mode - bus, place - north america, infrastructure - vehicle, infrastructure - fleet management, technology - alternative fuels, technology - emissions, planning - service level
Battery Electric Bus, Infrastructure, Optimization, Transit, Energy

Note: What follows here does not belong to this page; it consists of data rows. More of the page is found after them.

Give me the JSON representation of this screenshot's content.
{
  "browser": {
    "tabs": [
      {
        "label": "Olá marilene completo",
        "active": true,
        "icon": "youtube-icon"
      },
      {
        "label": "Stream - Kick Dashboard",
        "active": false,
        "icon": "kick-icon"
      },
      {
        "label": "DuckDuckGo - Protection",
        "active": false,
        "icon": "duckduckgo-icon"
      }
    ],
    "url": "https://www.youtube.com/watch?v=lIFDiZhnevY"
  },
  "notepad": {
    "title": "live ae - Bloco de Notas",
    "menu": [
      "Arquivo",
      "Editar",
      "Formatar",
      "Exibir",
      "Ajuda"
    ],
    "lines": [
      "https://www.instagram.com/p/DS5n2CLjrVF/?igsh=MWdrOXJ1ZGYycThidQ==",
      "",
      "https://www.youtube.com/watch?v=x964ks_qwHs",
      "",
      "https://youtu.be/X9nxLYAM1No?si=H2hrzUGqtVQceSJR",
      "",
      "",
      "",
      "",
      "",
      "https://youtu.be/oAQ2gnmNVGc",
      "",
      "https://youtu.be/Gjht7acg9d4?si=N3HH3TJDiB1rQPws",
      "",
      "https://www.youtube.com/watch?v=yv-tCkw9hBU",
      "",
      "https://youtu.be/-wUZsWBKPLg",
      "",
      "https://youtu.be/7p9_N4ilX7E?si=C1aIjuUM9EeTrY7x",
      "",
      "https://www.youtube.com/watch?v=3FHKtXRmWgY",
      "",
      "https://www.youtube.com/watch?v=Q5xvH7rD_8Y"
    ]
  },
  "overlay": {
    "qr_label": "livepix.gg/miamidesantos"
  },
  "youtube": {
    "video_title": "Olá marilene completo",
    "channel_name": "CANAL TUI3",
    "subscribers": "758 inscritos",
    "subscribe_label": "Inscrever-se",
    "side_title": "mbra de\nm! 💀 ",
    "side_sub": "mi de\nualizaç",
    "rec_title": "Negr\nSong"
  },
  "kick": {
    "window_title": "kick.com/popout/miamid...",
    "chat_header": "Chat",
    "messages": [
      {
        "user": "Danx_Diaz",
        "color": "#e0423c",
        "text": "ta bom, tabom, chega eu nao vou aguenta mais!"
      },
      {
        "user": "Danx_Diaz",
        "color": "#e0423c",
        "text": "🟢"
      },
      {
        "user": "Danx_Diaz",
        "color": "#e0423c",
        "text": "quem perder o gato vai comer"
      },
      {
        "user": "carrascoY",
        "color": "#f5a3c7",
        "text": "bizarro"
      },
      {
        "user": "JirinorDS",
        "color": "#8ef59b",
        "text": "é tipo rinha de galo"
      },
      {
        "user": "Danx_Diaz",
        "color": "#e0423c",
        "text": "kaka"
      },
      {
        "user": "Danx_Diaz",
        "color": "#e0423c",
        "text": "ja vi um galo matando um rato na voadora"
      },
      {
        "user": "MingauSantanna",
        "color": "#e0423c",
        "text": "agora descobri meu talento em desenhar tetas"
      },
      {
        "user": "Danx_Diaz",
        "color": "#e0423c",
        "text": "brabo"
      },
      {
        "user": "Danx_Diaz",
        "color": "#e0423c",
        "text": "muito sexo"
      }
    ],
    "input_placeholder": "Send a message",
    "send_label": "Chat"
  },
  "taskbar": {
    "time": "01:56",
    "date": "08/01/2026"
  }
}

Due to the adoption of the Innovative Clean Transit (ICT) regulation, California is transitioning its public transit buses from fossil fuel to zero-emission buses (ZEBs). Due to required high upfront investment for battery electric buses (BEBs), transit agencies must make planning decisions with a system-wide optimization mindset. This study presents a tool to investigate the optimal split between depot charging and opportunity charging for transit networks. A case study was performed on the Unitrans transit system in Davis, California, and it was found that 35 buses would be sufficient to provide the existing level of service over the bus network, which is approximately the same number of buses that Unitrans is currently using to serve those routes. The sensitivity of the relationship between the energy use of BEBs and the deployment decisions was investigated. Decreasing the energy use of the buses by removing the probabilistic effects of drive cycle aggression decreased the maximum required number of buses from 73 to 45 and the interquartile range (IQR) of the number of buses from 10 to 2. The results indicate that a BEB fleet is more sensitive to these changes than a fossil fuel fleet. This relationship needs to be more strongly considered in planning BEB deployments.
Permission to publish the abstract has been given by Elsevier, copyright remains with them.
Benoliel, P., Jenn, A., & Tal, G. (2021). Examining energy uncertainty in battery bus deployments for transit agencies in California. Transportation Research Part D: Transport and Environment, Vol. 98, 102963.